Data about app and page elements:
————————
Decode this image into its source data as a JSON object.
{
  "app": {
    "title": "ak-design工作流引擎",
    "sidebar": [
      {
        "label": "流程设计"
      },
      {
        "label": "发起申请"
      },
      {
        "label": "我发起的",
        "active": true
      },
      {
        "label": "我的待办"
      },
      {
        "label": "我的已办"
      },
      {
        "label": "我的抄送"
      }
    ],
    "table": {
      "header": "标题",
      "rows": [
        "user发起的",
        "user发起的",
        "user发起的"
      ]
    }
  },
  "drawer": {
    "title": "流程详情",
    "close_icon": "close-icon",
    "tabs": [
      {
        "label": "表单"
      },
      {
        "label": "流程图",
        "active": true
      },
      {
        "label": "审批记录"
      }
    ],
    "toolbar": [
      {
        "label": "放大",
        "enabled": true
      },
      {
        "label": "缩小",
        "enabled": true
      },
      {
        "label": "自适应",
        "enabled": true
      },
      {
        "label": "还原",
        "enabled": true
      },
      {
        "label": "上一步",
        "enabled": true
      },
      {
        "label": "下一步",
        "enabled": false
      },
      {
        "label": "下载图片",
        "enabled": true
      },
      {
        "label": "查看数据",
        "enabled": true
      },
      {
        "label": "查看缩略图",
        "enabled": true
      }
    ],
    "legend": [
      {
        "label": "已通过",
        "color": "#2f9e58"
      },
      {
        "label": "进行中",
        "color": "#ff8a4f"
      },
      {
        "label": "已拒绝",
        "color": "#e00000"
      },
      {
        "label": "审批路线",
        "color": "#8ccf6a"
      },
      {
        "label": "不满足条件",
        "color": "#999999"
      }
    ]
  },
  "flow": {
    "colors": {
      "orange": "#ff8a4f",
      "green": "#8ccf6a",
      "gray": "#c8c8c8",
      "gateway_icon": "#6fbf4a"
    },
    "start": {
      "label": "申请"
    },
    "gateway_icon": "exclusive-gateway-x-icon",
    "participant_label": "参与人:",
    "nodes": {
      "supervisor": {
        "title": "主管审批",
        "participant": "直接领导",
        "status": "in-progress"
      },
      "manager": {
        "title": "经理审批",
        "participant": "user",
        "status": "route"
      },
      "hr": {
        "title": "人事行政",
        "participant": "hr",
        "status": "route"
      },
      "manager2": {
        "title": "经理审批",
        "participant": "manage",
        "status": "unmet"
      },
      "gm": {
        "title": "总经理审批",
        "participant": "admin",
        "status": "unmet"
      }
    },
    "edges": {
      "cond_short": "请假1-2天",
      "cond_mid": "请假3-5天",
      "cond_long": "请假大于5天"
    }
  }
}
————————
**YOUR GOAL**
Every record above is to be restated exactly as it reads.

**WRITTEN RESPONSE**
Decode this image into its source data as a JSON object.
{
  "app": {
    "title": "ak-design工作流引擎",
    "sidebar": [
      {
        "label": "流程设计"
      },
      {
        "label": "发起申请"
      },
      {
        "label": "我发起的",
        "active": true
      },
      {
        "label": "我的待办"
      },
      {
        "label": "我的已办"
      },
      {
        "label": "我的抄送"
      }
    ],
    "table": {
      "header": "标题",
      "rows": [
        "user发起的",
        "user发起的",
        "user发起的"
      ]
    }
  },
  "drawer": {
    "title": "流程详情",
    "close_icon": "close-icon",
    "tabs": [
      {
        "label": "表单"
      },
      {
        "label": "流程图",
        "active": true
      },
      {
        "label": "审批记录"
      }
    ],
    "toolbar": [
      {
        "label": "放大",
        "enabled": true
      },
      {
        "label": "缩小",
        "enabled": true
      },
      {
        "label": "自适应",
        "enabled": true
      },
      {
        "label": "还原",
        "enabled": true
      },
      {
        "label": "上一步",
        "enabled": true
      },
      {
        "label": "下一步",
        "enabled": false
      },
      {
        "label": "下载图片",
        "enabled": true
      },
      {
        "label": "查看数据",
        "enabled": true
      },
      {
        "label": "查看缩略图",
        "enabled": true
      }
    ],
    "legend": [
      {
        "label": "已通过",
        "color": "#2f9e58"
      },
      {
        "label": "进行中",
        "color": "#ff8a4f"
      },
      {
        "label": "已拒绝",
        "color": "#e00000"
      },
      {
        "label": "审批路线",
        "color": "#8ccf6a"
      },
      {
        "label": "不满足条件",
        "color": "#999999"
      }
    ]
  },
  "flow": {
    "colors": {
      "orange": "#ff8a4f",
      "green": "#8ccf6a",
      "gray": "#c8c8c8",
      "gateway_icon": "#6fbf4a"
    },
    "start": {
      "label": "申请"
    },
    "gateway_icon": "exclusive-gateway-x-icon",
    "participant_label": "参与人:",
    "nodes": {
      "supervisor": {
        "title": "主管审批",
        "participant": "直接领导",
        "status": "in-progress"
      },
      "manager": {
        "title": "经理审批",
        "participant": "user",
        "status": "route"
      },
      "hr": {
        "title": "人事行政",
        "participant": "hr",
        "status": "route"
      },
      "manager2": {
        "title": "经理审批",
        "participant": "manage",
        "status": "unmet"
      },
      "gm": {
        "title": "总经理审批",
        "participant": "admin",
        "status": "unmet"
      }
    },
    "edges": {
      "cond_short": "请假1-2天",
      "cond_mid": "请假3-5天",
      "cond_long": "请假大于5天"
    }
  }
}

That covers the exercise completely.